It is easy to categorise the book as a work of investigative journalism – Kapur is, after all, primarily interested in the circumstances that made possible such a tragedy in a community bashfully confident and endlessly hopeful in its aim to take humanity to the next stage of evolution. But Better to Have Gone is also more: part-memoir, part-biography, and perhaps, at its most successful, a gesture of love – for his wife, and his home. This mix of authorial ambition shines through most clearly when Kapur works his way through incidents that defy logic; he is less interested in presenting an objective truth, and more in the different versions of the stories that lead us there.

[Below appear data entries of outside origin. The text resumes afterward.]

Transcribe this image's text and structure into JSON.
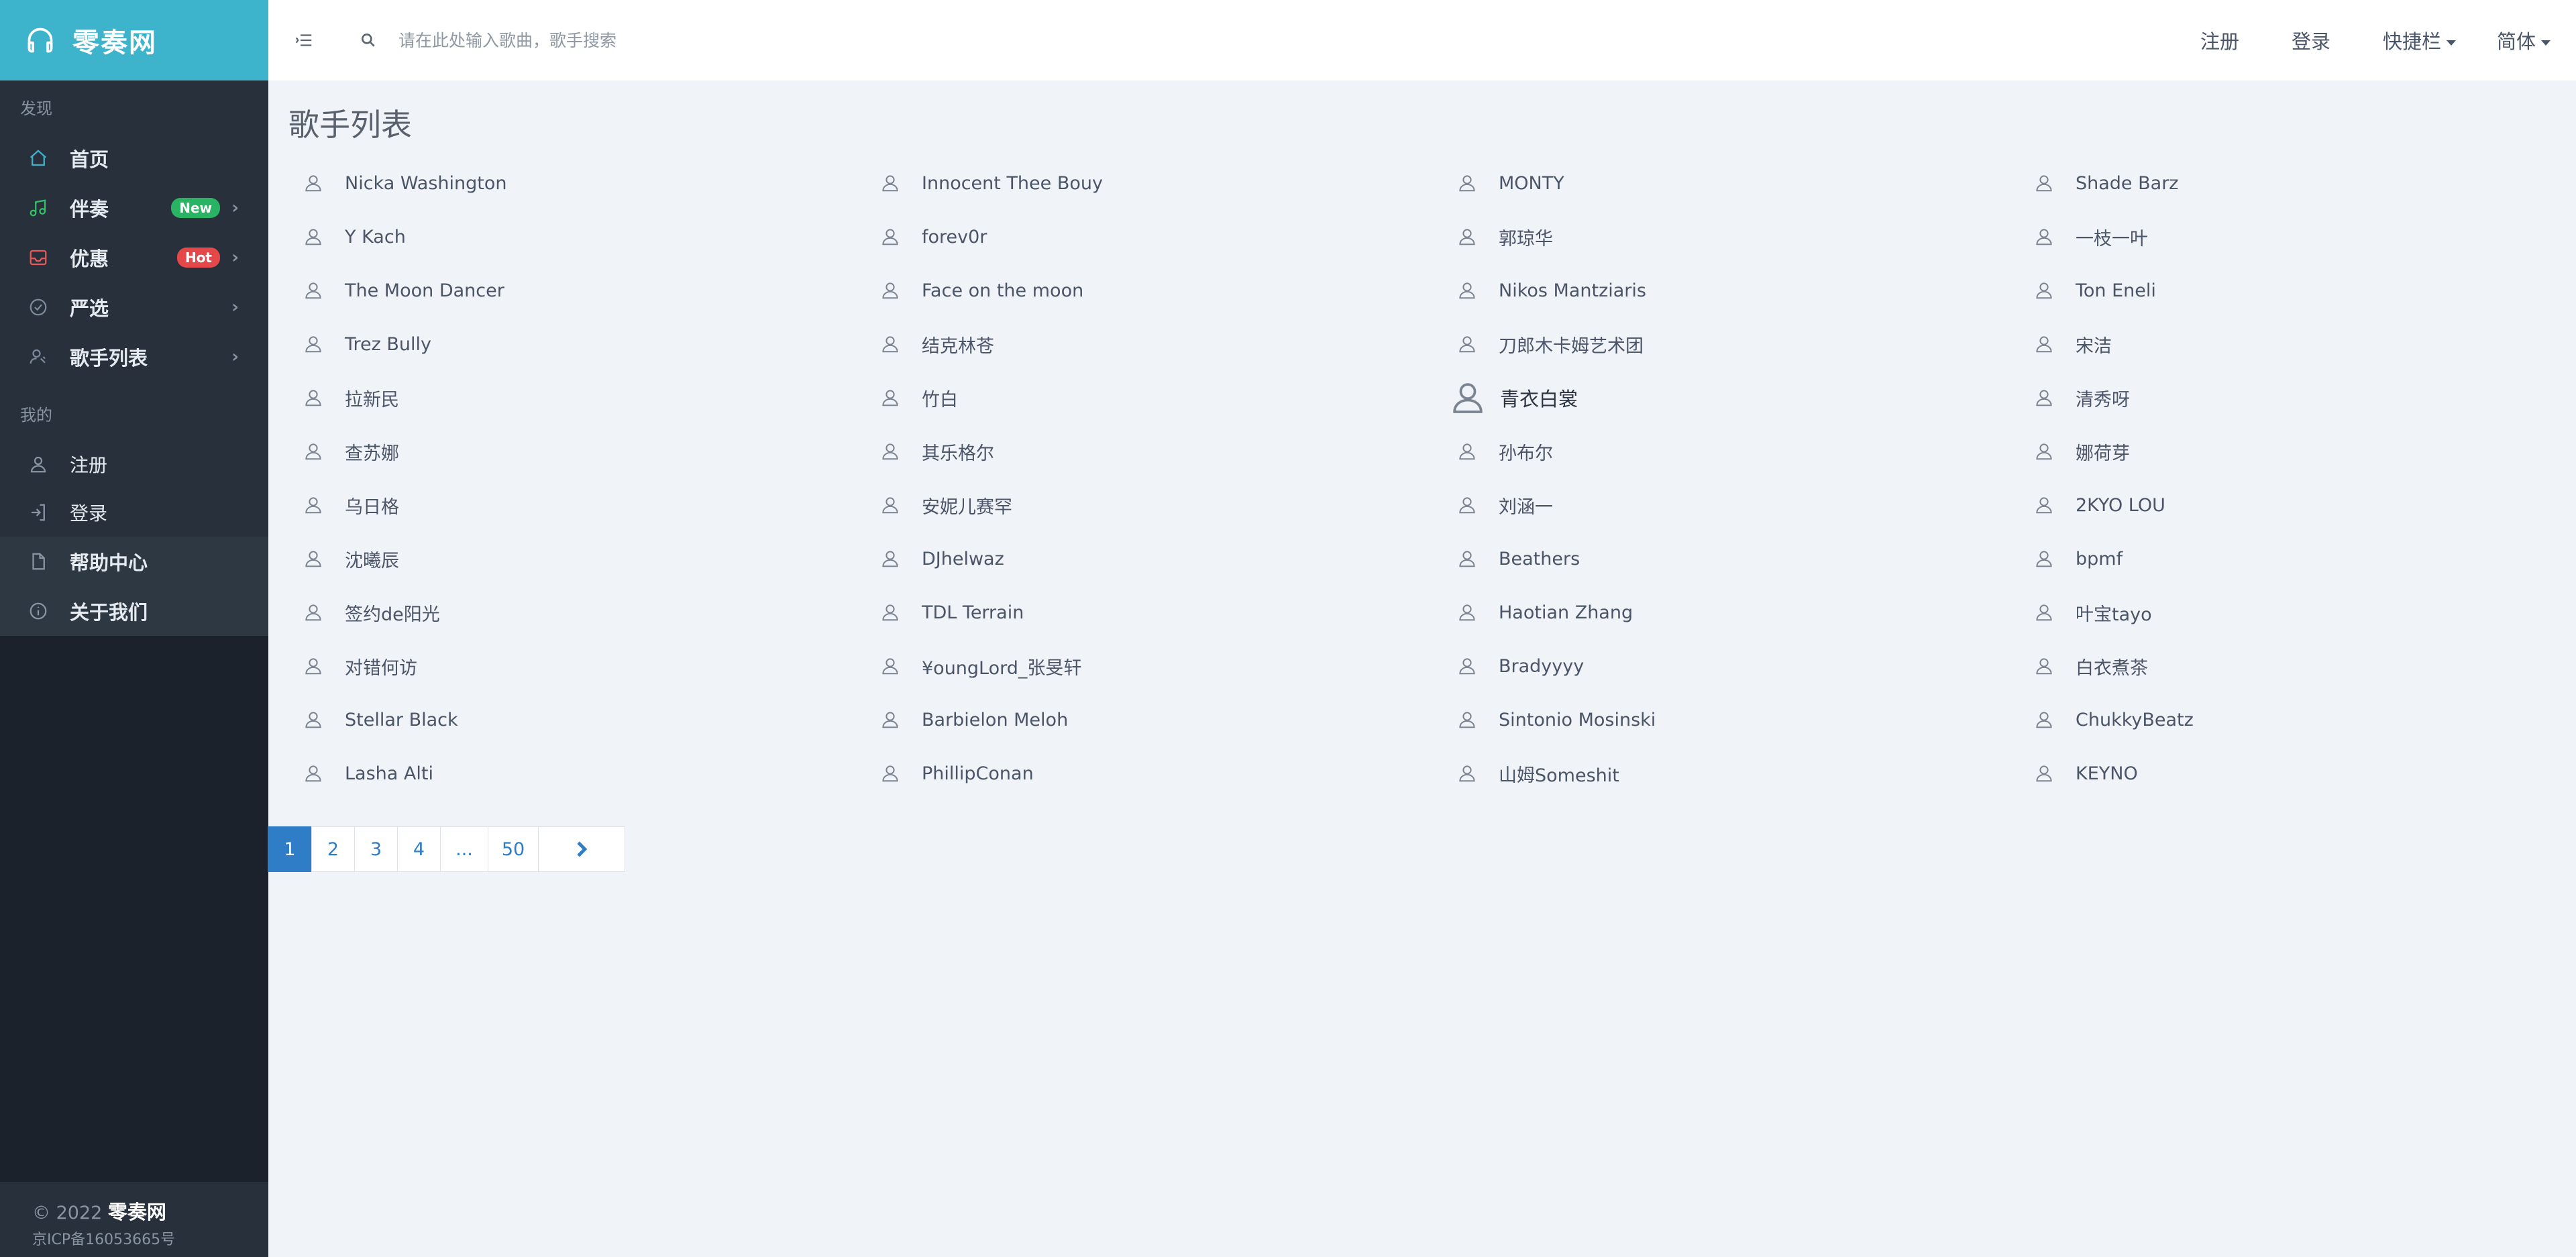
{
  "brand": {
    "name": "零奏网"
  },
  "sidebar": {
    "discover_header": "发现",
    "items": [
      {
        "label": "首页",
        "icon": "home-icon",
        "color": "#3eb4cc"
      },
      {
        "label": "伴奏",
        "icon": "music-note-icon",
        "color": "#35c06a",
        "badge": "New",
        "badge_color": "#28b463"
      },
      {
        "label": "优惠",
        "icon": "inbox-icon",
        "color": "#e85a5a",
        "badge": "Hot",
        "badge_color": "#e54848"
      },
      {
        "label": "严选",
        "icon": "check-circle-icon",
        "color": "#7d8a99"
      },
      {
        "label": "歌手列表",
        "icon": "singer-icon",
        "color": "#7d8a99"
      }
    ],
    "mine_header": "我的",
    "mine_items": [
      {
        "label": "注册",
        "icon": "user-icon"
      },
      {
        "label": "登录",
        "icon": "login-icon"
      }
    ],
    "extra_items": [
      {
        "label": "帮助中心",
        "icon": "document-icon"
      },
      {
        "label": "关于我们",
        "icon": "info-icon"
      }
    ],
    "footer": {
      "copyright": "© 2022",
      "brand": "零奏网",
      "icp": "京ICP备16053665号"
    }
  },
  "topbar": {
    "search_placeholder": "请在此处输入歌曲，歌手搜索",
    "register": "注册",
    "login": "登录",
    "shortcuts": "快捷栏",
    "language": "简体"
  },
  "page_title": "歌手列表",
  "artists": [
    [
      "Nicka Washington",
      "Innocent Thee Bouy",
      "MONTY",
      "Shade Barz"
    ],
    [
      "Y Kach",
      "forev0r",
      "郭琼华",
      "一枝一叶"
    ],
    [
      "The Moon Dancer",
      "Face on the moon",
      "Nikos Mantziaris",
      "Ton Eneli"
    ],
    [
      "Trez Bully",
      "结克林苍",
      "刀郎木卡姆艺术团",
      "宋洁"
    ],
    [
      "拉新民",
      "竹白",
      "青衣白裳",
      "清秀呀"
    ],
    [
      "查苏娜",
      "其乐格尔",
      "孙布尔",
      "娜荷芽"
    ],
    [
      "乌日格",
      "安妮儿赛罕",
      "刘涵一",
      "2KYO LOU"
    ],
    [
      "沈曦辰",
      "DJhelwaz",
      "Beathers",
      "bpmf"
    ],
    [
      "签约de阳光",
      "TDL Terrain",
      "Haotian Zhang",
      "叶宝tayo"
    ],
    [
      "对错何访",
      "¥oungLord_张旻轩",
      "Bradyyyy",
      "白衣煮茶"
    ],
    [
      "Stellar Black",
      "Barbielon Meloh",
      "Sintonio Mosinski",
      "ChukkyBeatz"
    ],
    [
      "Lasha Alti",
      "PhillipConan",
      "山姆Someshit",
      "KEYNO"
    ]
  ],
  "pagination": {
    "pages": [
      "1",
      "2",
      "3",
      "4",
      "...",
      "50"
    ],
    "active": "1",
    "next_icon": "chevron-right-icon"
  }
}
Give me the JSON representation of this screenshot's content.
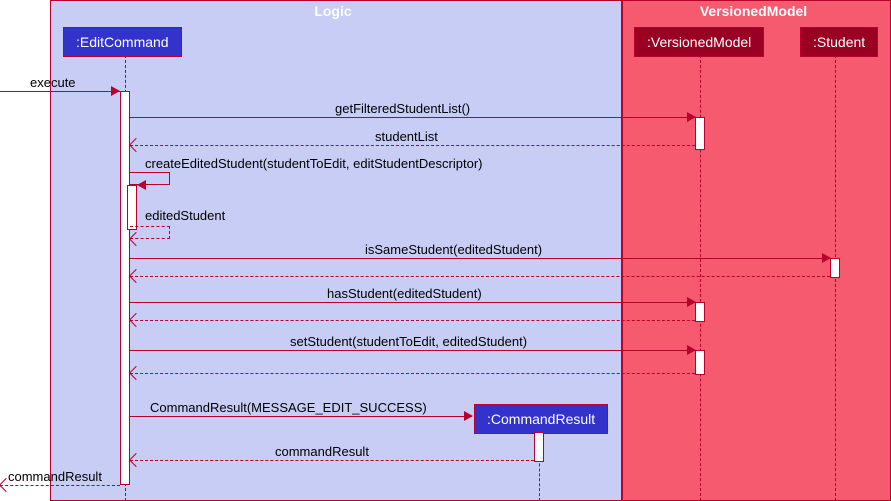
{
  "chart_data": {
    "type": "sequence-diagram",
    "frames": [
      {
        "name": "Logic",
        "participants": [
          ":EditCommand",
          ":CommandResult"
        ]
      },
      {
        "name": "VersionedModel",
        "participants": [
          ":VersionedModel",
          ":Student"
        ]
      }
    ],
    "messages": [
      {
        "from": "caller",
        "to": ":EditCommand",
        "label": "execute",
        "type": "call"
      },
      {
        "from": ":EditCommand",
        "to": ":VersionedModel",
        "label": "getFilteredStudentList()",
        "type": "call"
      },
      {
        "from": ":VersionedModel",
        "to": ":EditCommand",
        "label": "studentList",
        "type": "return"
      },
      {
        "from": ":EditCommand",
        "to": ":EditCommand",
        "label": "createEditedStudent(studentToEdit, editStudentDescriptor)",
        "type": "self-call"
      },
      {
        "from": ":EditCommand",
        "to": ":EditCommand",
        "label": "editedStudent",
        "type": "self-return"
      },
      {
        "from": ":EditCommand",
        "to": ":Student",
        "label": "isSameStudent(editedStudent)",
        "type": "call"
      },
      {
        "from": ":Student",
        "to": ":EditCommand",
        "label": "",
        "type": "return"
      },
      {
        "from": ":EditCommand",
        "to": ":VersionedModel",
        "label": "hasStudent(editedStudent)",
        "type": "call"
      },
      {
        "from": ":VersionedModel",
        "to": ":EditCommand",
        "label": "",
        "type": "return"
      },
      {
        "from": ":EditCommand",
        "to": ":VersionedModel",
        "label": "setStudent(studentToEdit, editedStudent)",
        "type": "call"
      },
      {
        "from": ":VersionedModel",
        "to": ":EditCommand",
        "label": "",
        "type": "return"
      },
      {
        "from": ":EditCommand",
        "to": ":CommandResult",
        "label": "CommandResult(MESSAGE_EDIT_SUCCESS)",
        "type": "create"
      },
      {
        "from": ":CommandResult",
        "to": ":EditCommand",
        "label": "commandResult",
        "type": "return"
      },
      {
        "from": ":EditCommand",
        "to": "caller",
        "label": "commandResult",
        "type": "return"
      }
    ]
  },
  "frames": {
    "logic": "Logic",
    "versionedModel": "VersionedModel"
  },
  "participants": {
    "editCommand": ":EditCommand",
    "commandResult": ":CommandResult",
    "versionedModel": ":VersionedModel",
    "student": ":Student"
  },
  "labels": {
    "execute": "execute",
    "getFilteredStudentList": "getFilteredStudentList()",
    "studentList": "studentList",
    "createEditedStudent": "createEditedStudent(studentToEdit, editStudentDescriptor)",
    "editedStudent": "editedStudent",
    "isSameStudent": "isSameStudent(editedStudent)",
    "hasStudent": "hasStudent(editedStudent)",
    "setStudent": "setStudent(studentToEdit, editedStudent)",
    "commandResultMsg": "CommandResult(MESSAGE_EDIT_SUCCESS)",
    "commandResultReturn": "commandResult",
    "finalReturn": "commandResult"
  }
}
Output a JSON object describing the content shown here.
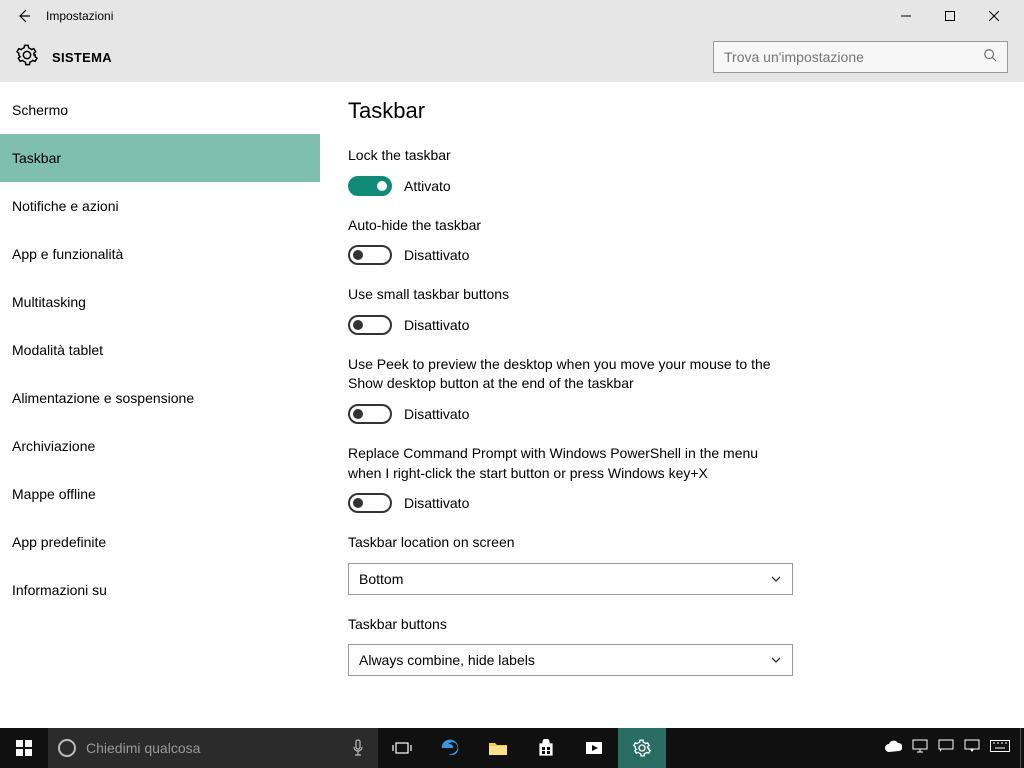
{
  "titlebar": {
    "title": "Impostazioni"
  },
  "header": {
    "section": "SISTEMA",
    "search_placeholder": "Trova un'impostazione"
  },
  "sidebar": {
    "items": [
      {
        "label": "Schermo"
      },
      {
        "label": "Taskbar"
      },
      {
        "label": "Notifiche e azioni"
      },
      {
        "label": "App e funzionalità"
      },
      {
        "label": "Multitasking"
      },
      {
        "label": "Modalità tablet"
      },
      {
        "label": "Alimentazione e sospensione"
      },
      {
        "label": "Archiviazione"
      },
      {
        "label": "Mappe offline"
      },
      {
        "label": "App predefinite"
      },
      {
        "label": "Informazioni su"
      }
    ],
    "active_index": 1
  },
  "main": {
    "heading": "Taskbar",
    "settings": {
      "lock": {
        "label": "Lock the taskbar",
        "on": true,
        "state": "Attivato"
      },
      "autohide": {
        "label": "Auto-hide the taskbar",
        "on": false,
        "state": "Disattivato"
      },
      "smallbuttons": {
        "label": "Use small taskbar buttons",
        "on": false,
        "state": "Disattivato"
      },
      "peek": {
        "label": "Use Peek to preview the desktop when you move your mouse to the Show desktop button at the end of the taskbar",
        "on": false,
        "state": "Disattivato"
      },
      "powershell": {
        "label": "Replace Command Prompt with Windows PowerShell in the menu when I right-click the start button or press Windows key+X",
        "on": false,
        "state": "Disattivato"
      },
      "location": {
        "label": "Taskbar location on screen",
        "value": "Bottom"
      },
      "buttons": {
        "label": "Taskbar buttons",
        "value": "Always combine, hide labels"
      }
    }
  },
  "taskbar": {
    "cortana_placeholder": "Chiedimi qualcosa"
  }
}
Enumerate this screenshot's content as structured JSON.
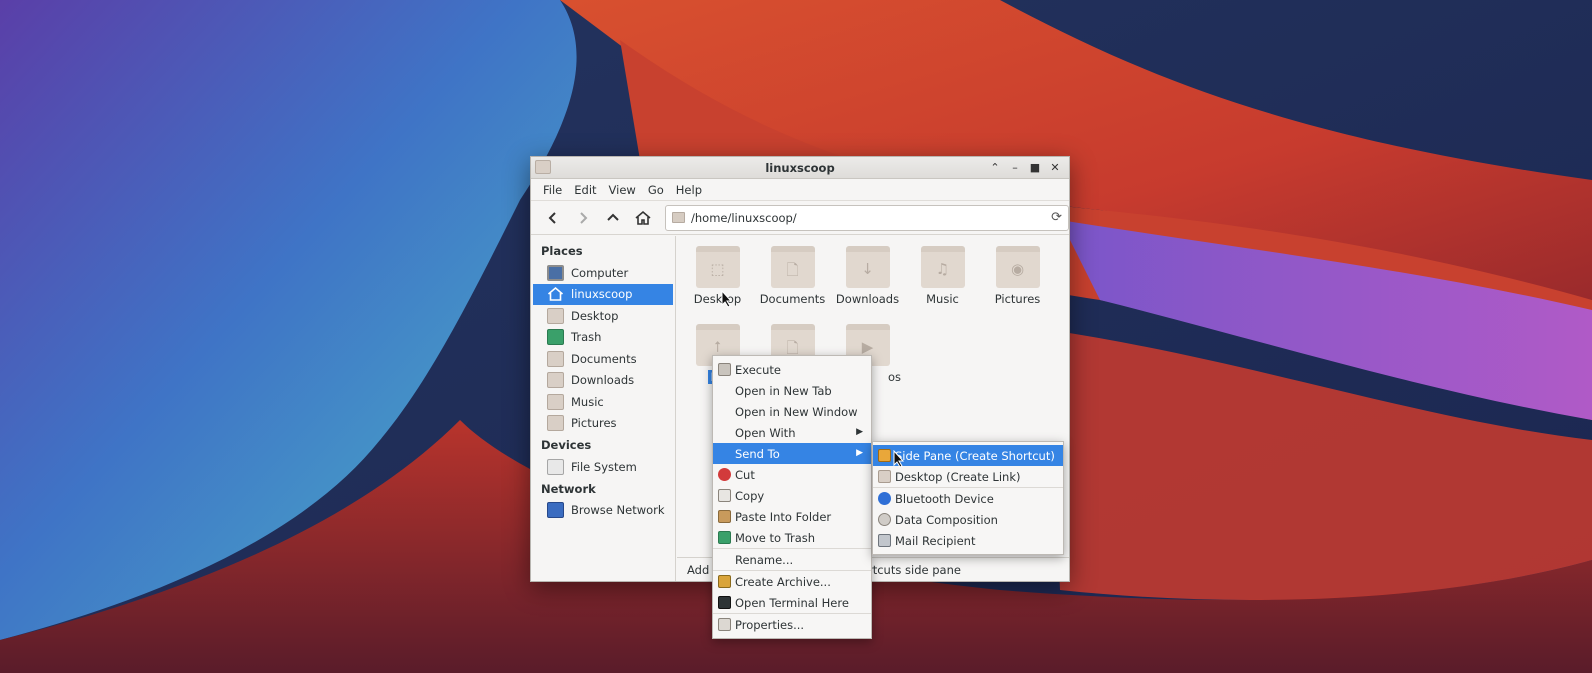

“Who am I to doubt that there are more things in this world than fit within my limited philosophy?” he writes. Several times, he notes his own bias towards more commonly accepted kinds of rationality and his reluctance towards revolutionary change. In allowing himself to be humbled by the scale of Auroville’s aspirations, however, he constructs a world where, despite the creeping sadness of what is about to come, I kept returning to see him attempt to understand what he finds difficult to believe in.
The quest for a perfect world
Auroville was not an aberration in the global milieu of the 1960s: the horrors of the Second World War and the disillusionment with political institutions and existing traditions birthed a countercultural wave of communes and intentional projects that practiced alternate living. Some, like the Peoples Temple in Indiana that culminated in the death by suicide of over nine hundred people, ended in tragedy; others fizzled out in the face of practical and organisational challenges. Found as an offshoot of an ashram run by Sri Aurobindo and a Frenchwoman who comes to be known simply as the Mother, Auroville outlived them all – it struggles, bides its time, adapts, but it endures.
But endurance is not the only vindication of utopias; they must also provide some relief from the sorrows of the nihilistic world that they seek to rescue their residents from. Faith is a heavy word, and Kapur contends with it as such. In Auroville, faith in the Mother is the reason an arid canyon blooms into a lush forest with rich biodiversity; faith is also the cross that John and Diane ultimately sacrifice their lives bearing. Events are contorted to fit the stories that the residents have told themselves, and truths get lost in the entanglements of what must be. In utopias, “human beings – individuals, families – are mere sideshows in the quest for a perfect world; they are sacrificed at the altar of ideals,” Kapur notes sharply.
At some points, the level of detail in the narrative can seem unnecessary, but Kapur’s insistence on not making it a story of clean binaries of good and bad carries the readers through them. Eventually, the necessity of these anecdotes also makes itself apparent: at so many points, the story of this pathbreaking community could have averted its eventual tragedies, but sometimes fanatic belief in creating a better world blinds people to what they do to each other in its name.
The present tense narrative of the book draws the reader in; John, the man who is “born a swan but wants to be a crow” charms, Diane’s conviction fascinates. Then they both baffle, and in Kapur’s hands, they eventually stir up empathy. Who among us has not at some point desperately wanted something to believe in, the belief so resolute that it can carry us through life? Over 50 years ago, some people from all around the world congregated on an inhospitable plateau to find respite from their inner turmoil and that of the world around them. In their stories and Auroville’s, we may not find spiritual answers, and perhaps it is best to not try – their voyages find meaning in their wanderings, not arrivals.
Better To Have Gone: Love, Death and the Quest for Utopia in Auroville, Akash Kapur, Simon & Schuster.